Some of the other descriptions of the program by educational leaders across the country include words and phrases such as “revolutionary,” “a paradigm-shift in higher education,” “a great model for what you can do in doctoral education” and “the most innovative and forward-thinking program for graduate professional development not only in the nation, but maybe in the world.”
This is impressive praise for the university’s IE model of education and public scholarship, which has been copied at other research institutions, including North Carolina, Illinois and Stanford, says Cherwitz, who received the Council of Graduate Schools Award for Outstanding Contributions to Graduate Education in 2005 and the Lynton award from the New England Resource Center for Higher Education in 2003.
Of the many awards honoring and articles highlighting the IE Consortium, Cherwitz singles out a few as holding special significance. Excelencia, a national foundation honoring departments boosting Latino college enrollment and performance, selected the pre-grad internship as one of the top three programs at graduate-degree granting institutions in 2007.
Also in 2007, Fortune (Small Business) Magazine named IE “one of the nation’s best cross-pollination programs.”
The internship program has also become part of national discussions about how to transform higher education. That’s because of the many positive effects yielded by the program’s long-term goals, including increasing faculty diversity by substantially expanding the number of underrepresented minorities who attend and complete graduate school, reducing attrition rates and the time to obtain a degree through more informed student decision making, and providing valuable professional development for graduate students who assist in creating connections between undergraduate and graduate education.
On campus, support for the program continues to grow as more faculty supervisors and graduate student mentors partner with undergraduate interns in more than 50 academic disciplines representing every one of the university’s colleges and schools.

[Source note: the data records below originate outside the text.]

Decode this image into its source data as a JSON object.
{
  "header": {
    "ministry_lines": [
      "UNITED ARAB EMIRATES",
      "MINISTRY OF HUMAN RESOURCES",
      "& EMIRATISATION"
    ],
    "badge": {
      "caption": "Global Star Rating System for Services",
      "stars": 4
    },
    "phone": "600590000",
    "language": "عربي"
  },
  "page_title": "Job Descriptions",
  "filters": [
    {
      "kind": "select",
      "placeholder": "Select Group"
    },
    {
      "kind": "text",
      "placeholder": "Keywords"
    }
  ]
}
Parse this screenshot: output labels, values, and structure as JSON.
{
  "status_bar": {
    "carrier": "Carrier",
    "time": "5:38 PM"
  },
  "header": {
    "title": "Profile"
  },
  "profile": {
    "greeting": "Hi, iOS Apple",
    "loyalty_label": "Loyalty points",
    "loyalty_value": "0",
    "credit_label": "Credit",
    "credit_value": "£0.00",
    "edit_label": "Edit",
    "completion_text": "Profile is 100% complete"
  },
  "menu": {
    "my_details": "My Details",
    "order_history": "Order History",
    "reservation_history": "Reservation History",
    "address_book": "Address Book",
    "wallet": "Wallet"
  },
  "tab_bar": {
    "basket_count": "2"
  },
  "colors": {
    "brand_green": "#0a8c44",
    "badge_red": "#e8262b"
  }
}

“The IE program is a superb fit with our academic goals related to defining, linking and refining our students’ intellectual and cultural development,” says Dr. Barbara White, dean of the School of Social Work. “Students who have participated have been extremely complimentary of the sense of self and growth this program promotes in conjunction with their preparation for professional service.”
Master’s candidate Mayra Hernandez is one such student. Along the path of learning about ways to use a graduate degree outside of academe, she says she experienced tremendous personal and professional growth.
“Taking part in the IE Pre-Grad Internship really helped me define who I am, what I want in the future, and discover what it means to be a successful, educated and professional individual,” says Hernandez, who now is enrolled in the university’s social work graduate program and specializes in domestic violence issues, particularly in the Latino community.
The internship program also spurred radio-television-film major Shenise Sampson’s interest in graduate school. An African American student who was a pre-grad intern in the program last fall, Sampson is now studying for the graduate school entrance exam and writing personal statements for graduate school applications.
“My mentor has been very valuable for me,” says Sampson. “Because she is African American and has been through the undergraduate process, I could relate more to her. If my mentor hadn’t come to me and said ‘You have promise for going to graduate school’ then I probably wouldn’t have considered going. The internship was a chance for me to learn that graduate school was an option for me.”
“Only good things have come out of the IE program,” says Jefferson, who now includes graduate school as one of his many options. “I have landed a position in a lab, obtained more insight on graduate school, and I am about to publish an article as the lead author. I can now lay the foundation for my younger siblings, and also share my insights on college with them.”